- What this task involves -
The full listing, copied exactly, is the required output.

###

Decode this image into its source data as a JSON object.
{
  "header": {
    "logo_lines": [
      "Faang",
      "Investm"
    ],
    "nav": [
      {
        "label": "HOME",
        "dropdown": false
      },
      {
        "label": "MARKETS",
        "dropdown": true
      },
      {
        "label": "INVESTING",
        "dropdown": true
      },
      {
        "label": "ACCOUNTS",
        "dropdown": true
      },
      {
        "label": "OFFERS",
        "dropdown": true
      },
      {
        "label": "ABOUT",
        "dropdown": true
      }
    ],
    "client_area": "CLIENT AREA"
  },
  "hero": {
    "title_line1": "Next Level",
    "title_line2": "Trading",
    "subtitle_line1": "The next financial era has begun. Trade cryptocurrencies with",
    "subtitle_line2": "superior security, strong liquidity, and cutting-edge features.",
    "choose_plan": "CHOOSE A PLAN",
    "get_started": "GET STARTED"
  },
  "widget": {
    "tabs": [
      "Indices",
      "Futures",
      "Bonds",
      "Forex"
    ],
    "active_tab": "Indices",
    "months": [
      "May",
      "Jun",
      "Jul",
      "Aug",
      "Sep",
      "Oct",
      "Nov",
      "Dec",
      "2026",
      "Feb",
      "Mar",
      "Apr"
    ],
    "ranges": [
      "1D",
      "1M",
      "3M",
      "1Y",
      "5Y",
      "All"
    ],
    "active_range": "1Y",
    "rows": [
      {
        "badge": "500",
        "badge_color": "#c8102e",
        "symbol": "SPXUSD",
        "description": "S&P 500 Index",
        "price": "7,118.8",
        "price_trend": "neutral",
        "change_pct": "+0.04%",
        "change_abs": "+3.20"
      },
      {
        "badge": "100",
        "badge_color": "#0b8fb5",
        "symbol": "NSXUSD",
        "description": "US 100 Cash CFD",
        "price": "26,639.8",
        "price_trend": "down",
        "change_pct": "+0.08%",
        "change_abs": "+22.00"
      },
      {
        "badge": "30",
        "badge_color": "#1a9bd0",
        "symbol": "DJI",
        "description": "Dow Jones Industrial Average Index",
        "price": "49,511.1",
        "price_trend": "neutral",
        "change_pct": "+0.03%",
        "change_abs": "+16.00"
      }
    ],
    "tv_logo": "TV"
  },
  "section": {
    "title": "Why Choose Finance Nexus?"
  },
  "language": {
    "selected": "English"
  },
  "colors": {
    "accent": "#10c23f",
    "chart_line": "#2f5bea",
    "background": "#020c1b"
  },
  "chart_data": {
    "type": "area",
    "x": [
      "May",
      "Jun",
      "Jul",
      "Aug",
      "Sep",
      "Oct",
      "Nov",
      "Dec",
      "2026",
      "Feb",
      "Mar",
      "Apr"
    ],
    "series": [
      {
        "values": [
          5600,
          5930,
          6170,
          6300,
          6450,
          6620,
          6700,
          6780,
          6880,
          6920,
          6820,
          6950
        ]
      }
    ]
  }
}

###

- Answer section -
Decode this image into its source data as a JSON object.
{
  "header": {
    "logo_lines": [
      "Faang",
      "Investm"
    ],
    "nav": [
      {
        "label": "HOME",
        "dropdown": false
      },
      {
        "label": "MARKETS",
        "dropdown": true
      },
      {
        "label": "INVESTING",
        "dropdown": true
      },
      {
        "label": "ACCOUNTS",
        "dropdown": true
      },
      {
        "label": "OFFERS",
        "dropdown": true
      },
      {
        "label": "ABOUT",
        "dropdown": true
      }
    ],
    "client_area": "CLIENT AREA"
  },
  "hero": {
    "title_line1": "Next Level",
    "title_line2": "Trading",
    "subtitle_line1": "The next financial era has begun. Trade cryptocurrencies with",
    "subtitle_line2": "superior security, strong liquidity, and cutting-edge features.",
    "choose_plan": "CHOOSE A PLAN",
    "get_started": "GET STARTED"
  },
  "widget": {
    "tabs": [
      "Indices",
      "Futures",
      "Bonds",
      "Forex"
    ],
    "active_tab": "Indices",
    "months": [
      "May",
      "Jun",
      "Jul",
      "Aug",
      "Sep",
      "Oct",
      "Nov",
      "Dec",
      "2026",
      "Feb",
      "Mar",
      "Apr"
    ],
    "ranges": [
      "1D",
      "1M",
      "3M",
      "1Y",
      "5Y",
      "All"
    ],
    "active_range": "1Y",
    "rows": [
      {
        "badge": "500",
        "badge_color": "#c8102e",
        "symbol": "SPXUSD",
        "description": "S&P 500 Index",
        "price": "7,118.8",
        "price_trend": "neutral",
        "change_pct": "+0.04%",
        "change_abs": "+3.20"
      },
      {
        "badge": "100",
        "badge_color": "#0b8fb5",
        "symbol": "NSXUSD",
        "description": "US 100 Cash CFD",
        "price": "26,639.8",
        "price_trend": "down",
        "change_pct": "+0.08%",
        "change_abs": "+22.00"
      },
      {
        "badge": "30",
        "badge_color": "#1a9bd0",
        "symbol": "DJI",
        "description": "Dow Jones Industrial Average Index",
        "price": "49,511.1",
        "price_trend": "neutral",
        "change_pct": "+0.03%",
        "change_abs": "+16.00"
      }
    ],
    "tv_logo": "TV"
  },
  "section": {
    "title": "Why Choose Finance Nexus?"
  },
  "language": {
    "selected": "English"
  },
  "colors": {
    "accent": "#10c23f",
    "chart_line": "#2f5bea",
    "background": "#020c1b"
  },
  "chart_data": {
    "type": "area",
    "x": [
      "May",
      "Jun",
      "Jul",
      "Aug",
      "Sep",
      "Oct",
      "Nov",
      "Dec",
      "2026",
      "Feb",
      "Mar",
      "Apr"
    ],
    "series": [
      {
        "values": [
          5600,
          5930,
          6170,
          6300,
          6450,
          6620,
          6700,
          6780,
          6880,
          6920,
          6820,
          6950
        ]
      }
    ]
  }
}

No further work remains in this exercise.